The third session of the Vietnam M&A Forum 2020 gathered experts and key leaders from Vietnam's leading real estate developers to share their thoughts on market prospects and what needs to be improved to realise the market's potential.
|Angus Liew, general director, Gamuda Land |
We will continue expanding our portfolio in Hanoi and Ho Chi Minh City. However, with the limited land fund, we are considering expanding to satellite cities and broader areas of the central business districts such as the ring roads of Hanoi and Ho Chi Minh City.
We focus on township development, in which housing is only one component of urban areas. We focus on urban areas, which, if fully developed, will meet the demand for both living and working, so the demand for urban development is huge. Even in difficult times, urban areas are still full of vitality.
When we look for M&A opportunities, we look at opportunities both domestically and abroad, and AEON Mall is an example. What we are looking for is to continue to develop large-scale urban areas, and M&A is a good tool for project development.
|Khanh Nguyen, senior director, JLL Vietnam |
We have been closely following the rise and fall of the market and believe that the market is very promising right now. Even as BWI Industrial set up a base in Vietnam, we also saw many investors like LOGOS, JLP, and SLP come along. We reckon industrial property is one of the most positive segments, followed by residential housing.
Investors consider Vietnam with its large population a promising market for development. Especially investors from Japan, Singapore, and Korea can cooperate with domestic partners for M&A.
It is considered that the office segment is the most stable one if it is located in a good place.

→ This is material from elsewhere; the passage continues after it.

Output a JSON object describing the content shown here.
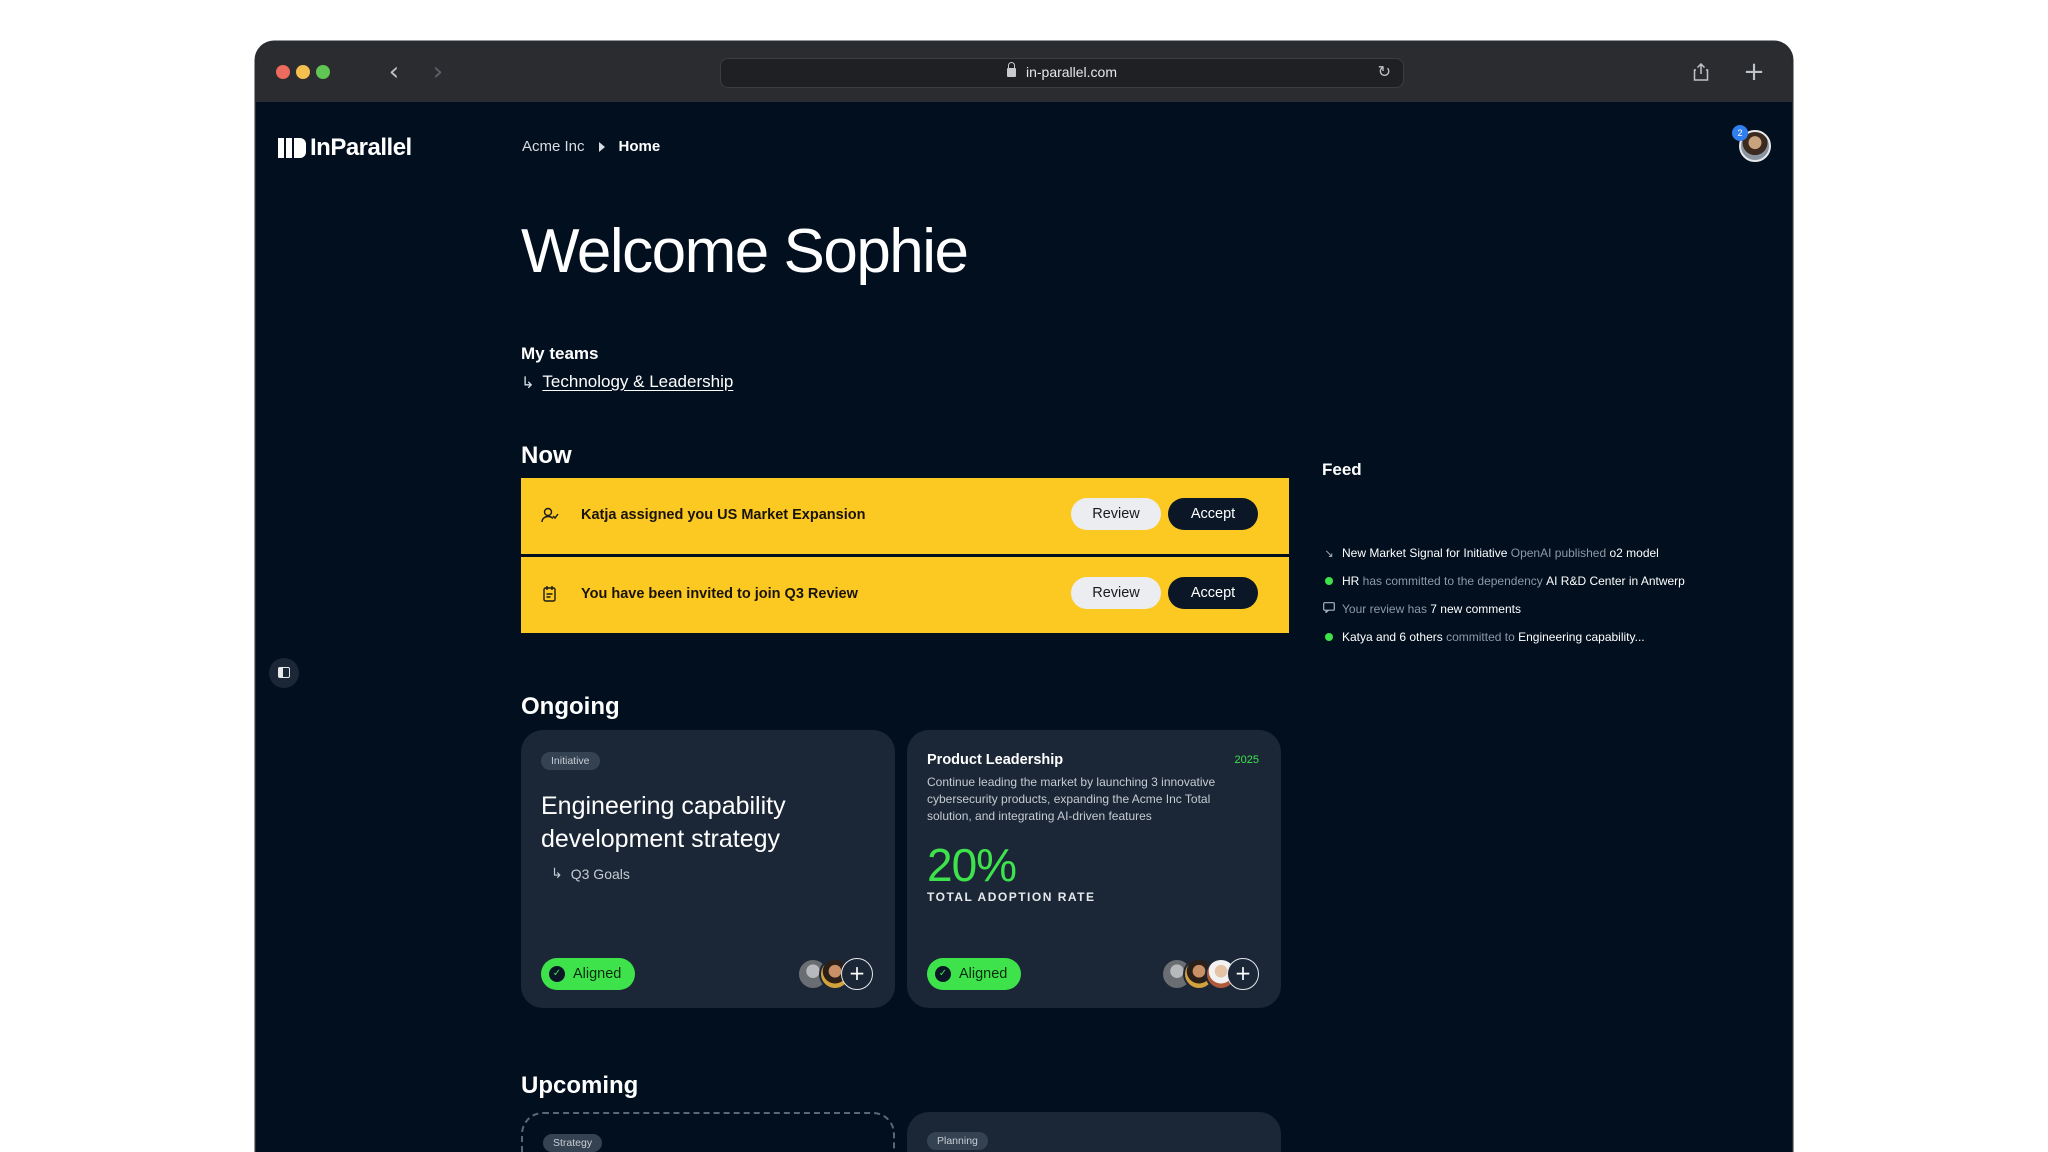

In spite of COVID-19, Vietnam is one of the countries that attract more foreign direct investment.
Last year, we talked about hospitality and residential housing, which are quite dynamic segments. I have been here for 15 years and started with apartments but the family business size has shrunk over the past few years.

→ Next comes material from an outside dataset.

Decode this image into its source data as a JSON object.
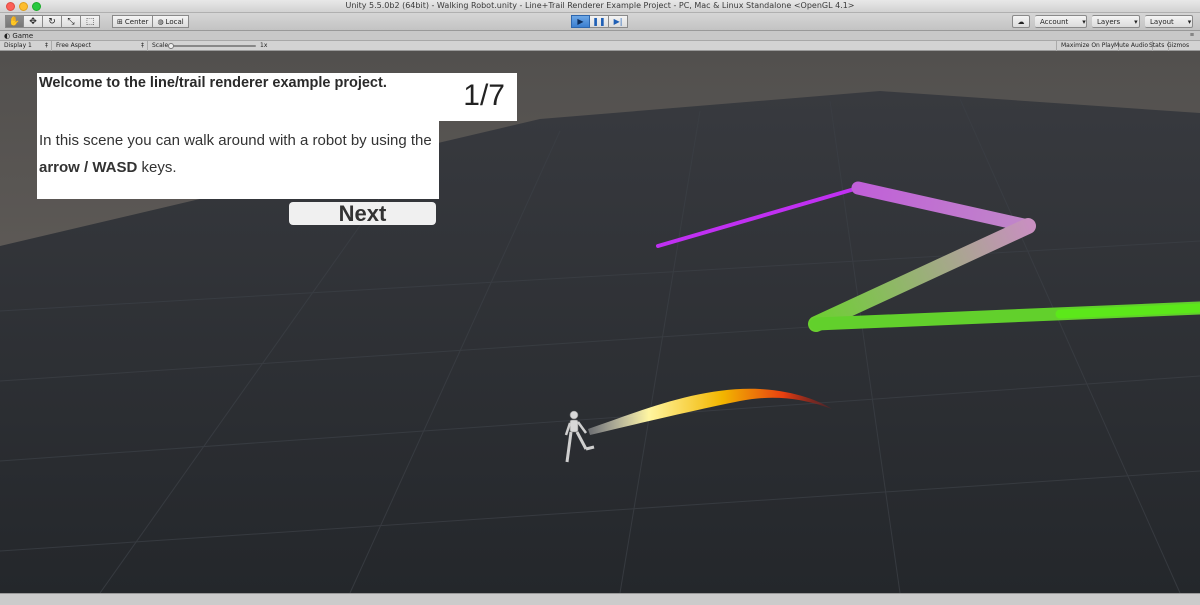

|Lim Hua Tiong, CEO, Frasers Property Vietnam |
The unprecedented public health challenges have considerably hampered business operations but investors remain eager about the M&A landscape across all sectors. We’ve spotted many appealing investment opportunities in Malaysia and Singapore. Vietnam is also one of our favourite investment spots. Although the progress of adapting and changing the legal requirements to open up more opportunities for M&A investors seems slow, many of our partners are still keen on acquiring local enterprises in Vietnam. Thus, I still hold my optimistic outlook on Vietnam’s vast potential.
As one of the most active property providers in Vietnam, we have conducted a variety of deals over the past decade. So basically, our advice is not to pay when the deal is unsecured. I think pricing is one of the most essential elements in the industry, so be patient!
|Nguyen The Nhien, deputy CEO, Hung Thinh Land |
Industrial real estate is on the rise. It is worth noting that more local investors are conducting investment this time. Meanwhile, real estate in suburban areas is heating up due to the changing customer behaviour.
Since the end of 2019, Hung Thinh Land has spent trillions of dong to conduct M&A deals in Binh Dinh. The company also has a land reserve of 1000ha in Lam Dong.
We have worked with local authorities to implement projects in satellite provinces. However, the company is facing obstacles such as the prolonged licensing process as well as how to spur market demand. In addition, the satellite provinces do not have good infrastructure to connect with other provinces. At present, Hung Thinh Land has many projects and land reserve so the company is ready to conduct M&A deals with foreign investors.
|Vu Minh Tien, member of the Board of Directors, An Thinh Group |
We saw two challenges, including the growth motivation and competition among domestic firms post-COVID-19. It forces us to change ourselves and grow stronger. However, we also see some overlaps in legislation. It needs a lot of time to address the conflict between the laws on land and investment. There is a lack of transparency and takes a lot of time to deal with the problems. The responses of regulatory bodies are too slow.
Foreign investors need to review different channels. Some deals were nearing completion but have still failed due to legal issues. The integration post-COVID-19 pandemic is another problem. When we must restructure to avoid confusion but in my opinion, it is necessary to change governance structures to ensure a smooth transition between buyers and sellers.